SpaceX launches SES-10 satellite, lands in first reuse of orbital rocket

The satellite will help to provide TV services to Latin America.

In a flight that could revolutionize the future of space missions, Hawthorne-based SpaceX successfully launched a communications satellite into orbit Thursday using a rocket that was previously sent into space and recovered intact instead of being allowed to burn up or crash into the ocean. When the times comes to launch something into orbit again that first stage needs to be rebuilt.

Musk's company expects that reusing rockets will eventually reduce its cost by 30 percent, to $42.8 million per rocket launch from today's $61.2 million cost.

"I think it's an awesome day for space", said Musk.

The first "flight proven" booster to go back to space made the trip nearly one year after it was used to launch a cargo resupply mission to the International Space Station last April. "If we can achieve that, it means humanity can become a space-faring civilization and be out there among the stars", said Musk. He paid tribute to the SpaceX team, saying "it's been 15 years to get to this point". And it's not as if the Falcon 9 rockets are ready to fly again as soon as they land. Besides becoming the first commercial cargo hauler to the International Space Station, SpaceX is building a capsule to launch Nasa astronauts as soon as next year.

"We're really looking for true operational reusability like an aircraft", SpaceX President Gwynne Shotwell said during a launch webcast.

The landing marked the ninth successful touchdown of a first stage rocket for SpaceX - six on ocean platforms, or drone ships, and three on land. The company is also working towards launching two paying customers to the moon in 2018. It was the first such Falcon 9 landing attempt that didn't end in a spectacular explosion.

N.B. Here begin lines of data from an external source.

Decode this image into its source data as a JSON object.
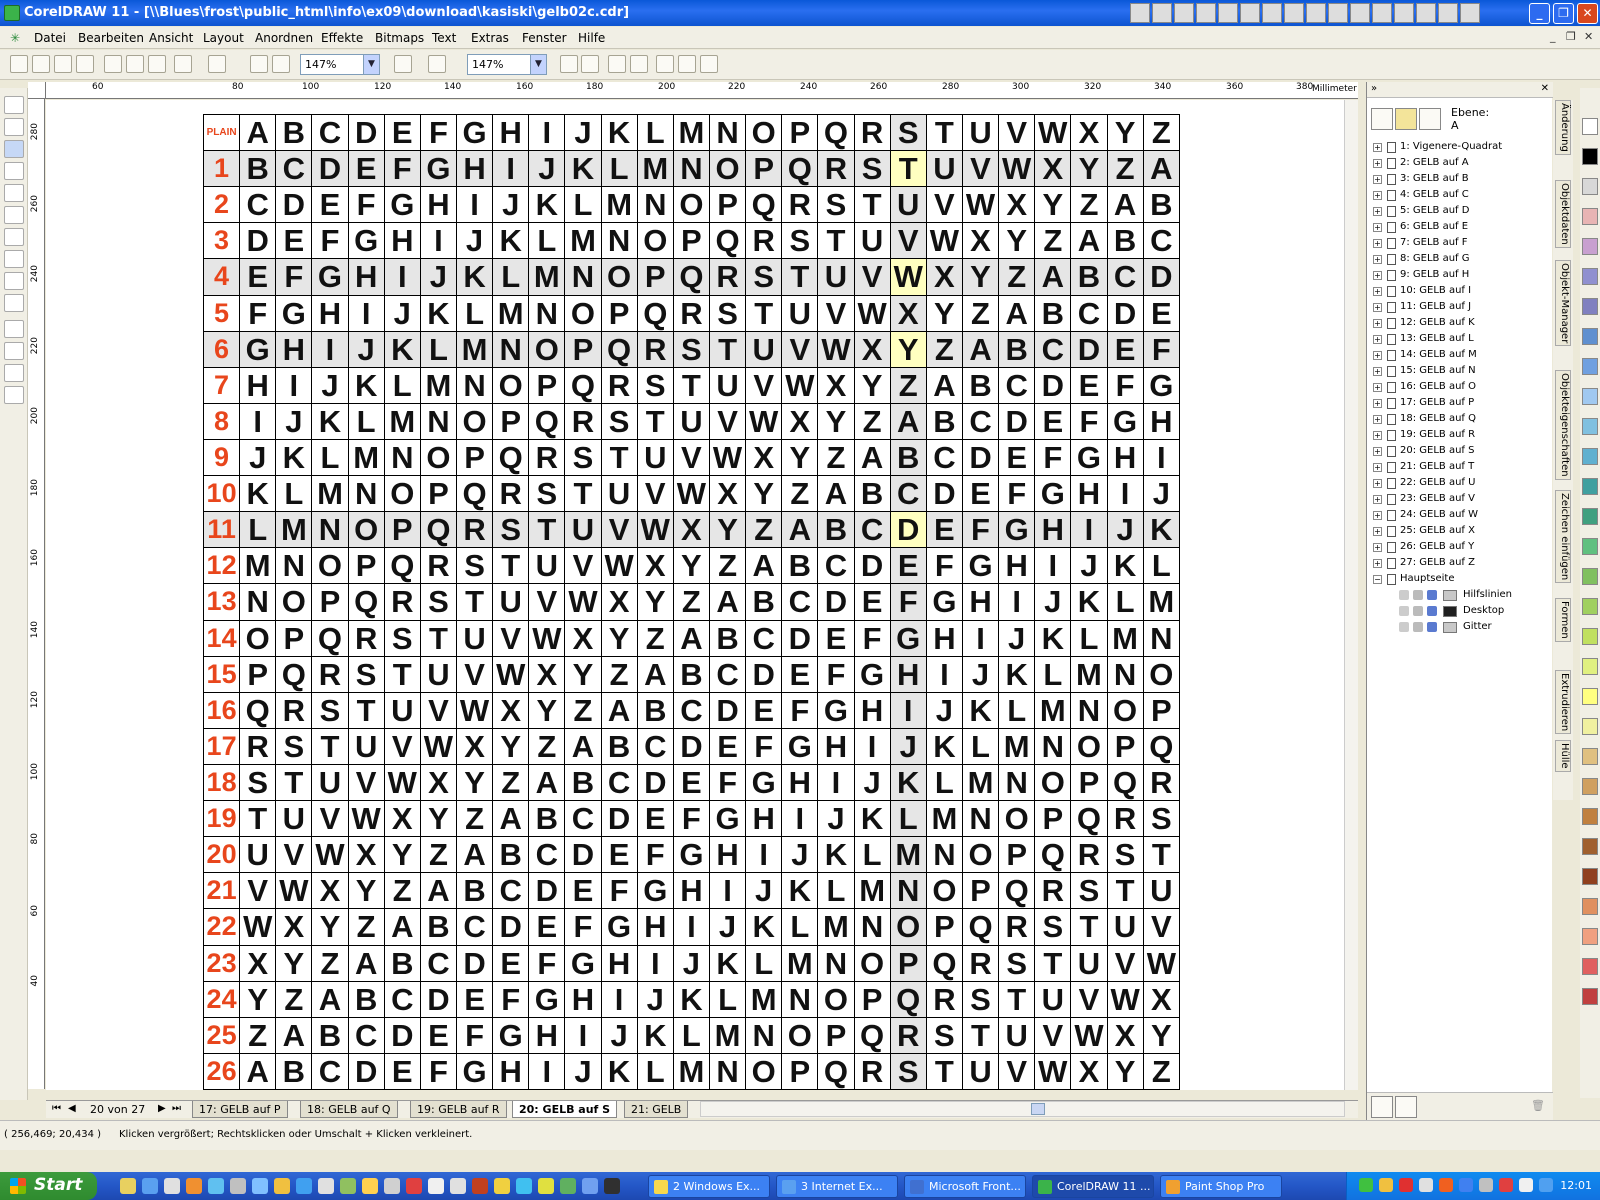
{
  "window": {
    "title": "CorelDRAW 11 - [\\\\Blues\\frost\\public_html\\info\\ex09\\download\\kasiski\\gelb02c.cdr]",
    "buttons": [
      "_",
      "❐",
      "✕"
    ]
  },
  "menu": [
    "Datei",
    "Bearbeiten",
    "Ansicht",
    "Layout",
    "Anordnen",
    "Effekte",
    "Bitmaps",
    "Text",
    "Extras",
    "Fenster",
    "Hilfe"
  ],
  "toolbar": {
    "zoom1": "147%",
    "zoom2": "147%"
  },
  "ruler": {
    "unit": "Millimeter",
    "h_labels": [
      "60",
      "80",
      "100",
      "120",
      "140",
      "160",
      "180",
      "200",
      "220",
      "240",
      "260",
      "280",
      "300",
      "320",
      "340",
      "360",
      "380"
    ],
    "v_labels": [
      "280",
      "260",
      "240",
      "220",
      "200",
      "180",
      "160",
      "140",
      "120",
      "100",
      "80",
      "60",
      "40"
    ]
  },
  "vigenere": {
    "header_label": "PLAIN",
    "alphabet": "ABCDEFGHIJKLMNOPQRSTUVWXYZ",
    "rows": 26,
    "highlight_rows": [
      1,
      4,
      6,
      11
    ],
    "highlight_column": 18
  },
  "pages": {
    "counter": "20 von 27",
    "nav": [
      "⏮",
      "◀",
      "▶",
      "⏭"
    ],
    "tabs": [
      "17: GELB auf P",
      "18: GELB auf Q",
      "19: GELB auf R",
      "20: GELB auf S",
      "21: GELB"
    ],
    "active": 3
  },
  "status": {
    "coords": "( 256,469; 20,434 )",
    "hint": "Klicken vergrößert; Rechtsklicken oder Umschalt + Klicken verkleinert."
  },
  "docker": {
    "layer_caption": "Ebene:",
    "layer_value": "A",
    "items": [
      "1: Vigenere-Quadrat",
      "2: GELB auf A",
      "3: GELB auf B",
      "4: GELB auf C",
      "5: GELB auf D",
      "6: GELB auf E",
      "7: GELB auf F",
      "8: GELB auf G",
      "9: GELB auf H",
      "10: GELB auf I",
      "11: GELB auf J",
      "12: GELB auf K",
      "13: GELB auf L",
      "14: GELB auf M",
      "15: GELB auf N",
      "16: GELB auf O",
      "17: GELB auf P",
      "18: GELB auf Q",
      "19: GELB auf R",
      "20: GELB auf S",
      "21: GELB auf T",
      "22: GELB auf U",
      "23: GELB auf V",
      "24: GELB auf W",
      "25: GELB auf X",
      "26: GELB auf Y",
      "27: GELB auf Z"
    ],
    "master": "Hauptseite",
    "master_layers": [
      "Hilfslinien",
      "Desktop",
      "Gitter"
    ],
    "side_tabs": [
      "Änderung",
      "Objektdaten",
      "Objekt-Manager",
      "Objekteigenschaften",
      "Zeichen einfügen",
      "Formen",
      "Extrudieren",
      "Hülle"
    ]
  },
  "palette": [
    "#ffffff",
    "#000000",
    "#d8d8d8",
    "#e8b4b4",
    "#c8a0d0",
    "#9090d0",
    "#8080c0",
    "#6090d0",
    "#70a0e0",
    "#a0c8f0",
    "#80c0e0",
    "#60b0d0",
    "#40a0a0",
    "#40a080",
    "#60c080",
    "#80c060",
    "#a0d060",
    "#c0e060",
    "#e0f080",
    "#ffff80",
    "#f0f0a0",
    "#e0c080",
    "#d0a060",
    "#c08040",
    "#a06030",
    "#904020",
    "#e09060",
    "#f0a080",
    "#e06060",
    "#c04040"
  ],
  "taskbar": {
    "start": "Start",
    "tasks": [
      "2 Windows Ex...",
      "3 Internet Ex...",
      "Microsoft Front...",
      "CorelDRAW 11 ...",
      "Paint Shop Pro"
    ],
    "active_task": 3,
    "clock": "12:01"
  }
}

"The SES-10 mission will mark a historic milestone on the road to full and rapid reusability as the world's first reflight of an orbital class rocket", SpaceX said in a statement. With this rocket recycling, SpaceX has proven that you don't have to have the resources of an entire nation to go to space.

During a press event with reporters at Port Canaveral on Tuesday, SES Chief Technology Officer Martin Halliwell said SpaceX provided SES with "tremendous transparency" into many aspects of the first stage, ranging from design to avionics to engines.

Reusing rockets is core to SpaceX's mission, which is to bring down the cost of space travel. It's taken us a long time - a lot of hard steps along the way. So if a rocket could simply be refueled like a jetliner for another flight, the cost of space travel could drop to a fraction of what it is now.

  • Zachary Reyes